- Garden tools are necessities. Large, good-quality tools like shovels, rakes, hoes are crucial, but small handtools are also needed for compact areas and getting down and dirty
with soil and plants. My favorite large tool is a collinear hoe. Eliot Coleman introduced this item on his show years ago. It is able to go between plants without doing the damage a large hoe would. Eliot also recommends buying
forged tools vs. pressed-metal tools. You will pay more for these items, but they will be around long after you buy 5 or 6 (or more) of the cheaper ones.
- Do you have a good-sized garden? A simple garden layout is highly recommended. In this way, you can keep track of where things are planted and know from year to year what was a success and which failed. I use
a program called Adobe Pagemaker to make mine. I can make circles, boxes, lines, squares, rectangles and move things around. Also, text is added and it can be turned to match the direction of your row. One year I tried skipping that
little exercise and using the seed envelope in a snack bag that was clothes pinned to a fence. Well, that didn't work. When a storm hit, they all blew away. Joy... 😉

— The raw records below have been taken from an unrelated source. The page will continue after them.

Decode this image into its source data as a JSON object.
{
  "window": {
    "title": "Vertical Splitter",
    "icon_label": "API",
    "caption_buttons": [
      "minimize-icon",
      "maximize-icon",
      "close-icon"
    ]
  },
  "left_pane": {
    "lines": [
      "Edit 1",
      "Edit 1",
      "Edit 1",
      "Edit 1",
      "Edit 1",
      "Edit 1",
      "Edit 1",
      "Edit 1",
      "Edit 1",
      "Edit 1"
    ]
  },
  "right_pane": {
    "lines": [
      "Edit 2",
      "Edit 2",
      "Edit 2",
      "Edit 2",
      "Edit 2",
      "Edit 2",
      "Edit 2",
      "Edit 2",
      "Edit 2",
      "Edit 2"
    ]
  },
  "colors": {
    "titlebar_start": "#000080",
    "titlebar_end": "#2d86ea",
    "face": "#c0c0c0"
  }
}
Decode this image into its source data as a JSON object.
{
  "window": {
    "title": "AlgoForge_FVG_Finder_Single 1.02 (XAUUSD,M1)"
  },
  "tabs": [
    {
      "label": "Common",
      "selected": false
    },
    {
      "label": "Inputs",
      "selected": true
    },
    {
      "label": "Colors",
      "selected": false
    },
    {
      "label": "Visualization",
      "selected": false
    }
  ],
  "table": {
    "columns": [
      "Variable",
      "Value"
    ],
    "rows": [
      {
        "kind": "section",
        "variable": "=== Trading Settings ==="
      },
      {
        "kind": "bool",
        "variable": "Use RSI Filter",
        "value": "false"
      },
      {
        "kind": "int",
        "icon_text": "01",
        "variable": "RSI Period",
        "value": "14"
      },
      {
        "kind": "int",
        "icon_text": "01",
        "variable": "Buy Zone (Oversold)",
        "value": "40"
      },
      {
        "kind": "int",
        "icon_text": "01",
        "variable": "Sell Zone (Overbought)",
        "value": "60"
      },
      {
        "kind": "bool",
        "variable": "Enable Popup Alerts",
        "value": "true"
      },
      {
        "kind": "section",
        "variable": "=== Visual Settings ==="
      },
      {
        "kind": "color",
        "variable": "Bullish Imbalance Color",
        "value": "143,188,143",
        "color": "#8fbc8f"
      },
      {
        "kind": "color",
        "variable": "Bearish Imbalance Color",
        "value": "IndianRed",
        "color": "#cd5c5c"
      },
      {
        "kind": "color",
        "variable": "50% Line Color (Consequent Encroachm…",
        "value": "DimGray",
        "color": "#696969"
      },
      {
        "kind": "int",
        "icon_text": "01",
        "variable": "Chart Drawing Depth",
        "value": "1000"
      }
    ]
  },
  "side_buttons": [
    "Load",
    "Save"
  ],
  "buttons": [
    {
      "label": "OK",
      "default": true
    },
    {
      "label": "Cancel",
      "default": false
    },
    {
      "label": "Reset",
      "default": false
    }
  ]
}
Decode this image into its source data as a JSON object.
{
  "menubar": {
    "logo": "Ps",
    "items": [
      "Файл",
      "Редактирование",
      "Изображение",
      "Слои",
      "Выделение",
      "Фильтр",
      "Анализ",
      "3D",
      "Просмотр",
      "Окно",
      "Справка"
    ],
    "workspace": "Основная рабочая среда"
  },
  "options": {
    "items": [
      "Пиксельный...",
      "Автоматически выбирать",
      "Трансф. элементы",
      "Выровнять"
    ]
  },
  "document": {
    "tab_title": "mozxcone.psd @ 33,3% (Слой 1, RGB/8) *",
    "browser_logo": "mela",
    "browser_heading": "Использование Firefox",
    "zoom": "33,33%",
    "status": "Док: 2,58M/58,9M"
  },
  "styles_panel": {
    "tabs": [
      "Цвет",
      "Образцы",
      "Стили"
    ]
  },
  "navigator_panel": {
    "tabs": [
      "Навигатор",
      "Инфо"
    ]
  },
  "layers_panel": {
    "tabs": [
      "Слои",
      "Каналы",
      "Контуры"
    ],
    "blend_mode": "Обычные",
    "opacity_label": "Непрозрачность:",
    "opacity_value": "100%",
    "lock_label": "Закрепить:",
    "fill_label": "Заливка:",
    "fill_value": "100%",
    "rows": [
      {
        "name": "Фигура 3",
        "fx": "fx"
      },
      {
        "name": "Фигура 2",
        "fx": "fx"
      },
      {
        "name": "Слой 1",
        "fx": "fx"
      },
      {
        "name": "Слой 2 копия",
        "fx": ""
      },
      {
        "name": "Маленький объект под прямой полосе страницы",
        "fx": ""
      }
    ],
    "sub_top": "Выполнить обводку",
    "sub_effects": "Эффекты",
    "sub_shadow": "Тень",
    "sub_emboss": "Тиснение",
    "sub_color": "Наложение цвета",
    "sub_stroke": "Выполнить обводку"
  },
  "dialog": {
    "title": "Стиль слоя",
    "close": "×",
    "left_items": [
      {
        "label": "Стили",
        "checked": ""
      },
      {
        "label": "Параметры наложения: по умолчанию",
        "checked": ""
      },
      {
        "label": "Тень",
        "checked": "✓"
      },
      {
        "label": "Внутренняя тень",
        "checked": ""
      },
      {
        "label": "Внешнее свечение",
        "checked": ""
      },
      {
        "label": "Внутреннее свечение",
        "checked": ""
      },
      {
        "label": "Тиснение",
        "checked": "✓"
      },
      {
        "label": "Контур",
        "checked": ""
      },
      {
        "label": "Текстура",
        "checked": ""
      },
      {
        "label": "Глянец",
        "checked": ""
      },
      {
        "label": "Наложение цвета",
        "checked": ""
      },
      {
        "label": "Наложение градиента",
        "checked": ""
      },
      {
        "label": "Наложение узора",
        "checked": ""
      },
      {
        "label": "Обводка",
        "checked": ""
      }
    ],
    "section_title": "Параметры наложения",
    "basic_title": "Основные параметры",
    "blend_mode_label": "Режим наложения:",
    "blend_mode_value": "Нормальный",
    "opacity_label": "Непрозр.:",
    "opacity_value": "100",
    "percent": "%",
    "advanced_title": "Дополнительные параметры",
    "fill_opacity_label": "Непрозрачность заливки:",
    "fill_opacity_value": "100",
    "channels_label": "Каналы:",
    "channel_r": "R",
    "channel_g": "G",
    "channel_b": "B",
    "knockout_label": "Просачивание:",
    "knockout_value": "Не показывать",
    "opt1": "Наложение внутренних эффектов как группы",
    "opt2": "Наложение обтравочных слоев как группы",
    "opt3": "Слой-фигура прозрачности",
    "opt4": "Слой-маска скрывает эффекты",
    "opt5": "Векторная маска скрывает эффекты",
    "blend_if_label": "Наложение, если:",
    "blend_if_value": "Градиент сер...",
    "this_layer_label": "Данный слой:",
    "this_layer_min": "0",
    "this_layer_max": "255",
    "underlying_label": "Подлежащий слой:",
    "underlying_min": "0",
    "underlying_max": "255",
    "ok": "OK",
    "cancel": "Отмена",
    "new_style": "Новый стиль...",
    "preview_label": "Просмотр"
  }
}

- Here is a list of some of my favorite seeds or things I like to plant:
lettuces of all types, rutabega, cabbage of many types, Brussels sprouts, tomatoes of many kinds, various kinds of greens, regular and sugar pod peas, beans of many types and cowpeas, okra, potatoes both white and sweet, onions of many types, summer and winter
squash, peppers of various types both hot and mild, two kinds of brocolli, two kinds of cucumbers....and the list could go on. You can select different items from planting in the spring/summer or fall/winter gardens.
FENCING & GATING YOUR GARDEN
- I have many wild critters that love to snack on my garden veggies. I've even had voles or moles grab a plant and pull it
underground leaving only the top leaves showing. I have plenty of deer, raccoons, opossums, rabbits, etc that love to come dine. What do I do about it?
- Try fencing! I use T-posts (or rebar rods
depending on the fencing) and 2" x 4" x 6 ft. high welded-wire fencing all around my 3 main gardens. Garden No. 4 is the pallet garden and I used rebar rods and plastic, 3 ft high fencing for that one. So far, no critters.
- I have wooden gates built out of 2 x 4s with "sunk in the ground" side posts of 4 x 4s or landscape timbers and large hinges. (See photo) One of my gates is a 3" dia. PVC pipe gate. (See
photo) It was easy to make using 2-Ts (bottom corners), 2-90 deg. Els (top corners), and 4' PVC pipes for the main part--all 3" diameter. I drop one side of the gate over the top of a T-post and it swings freely. Finishing touch: green
spray paint. BTW, don't forget the PVC glue! (See photos)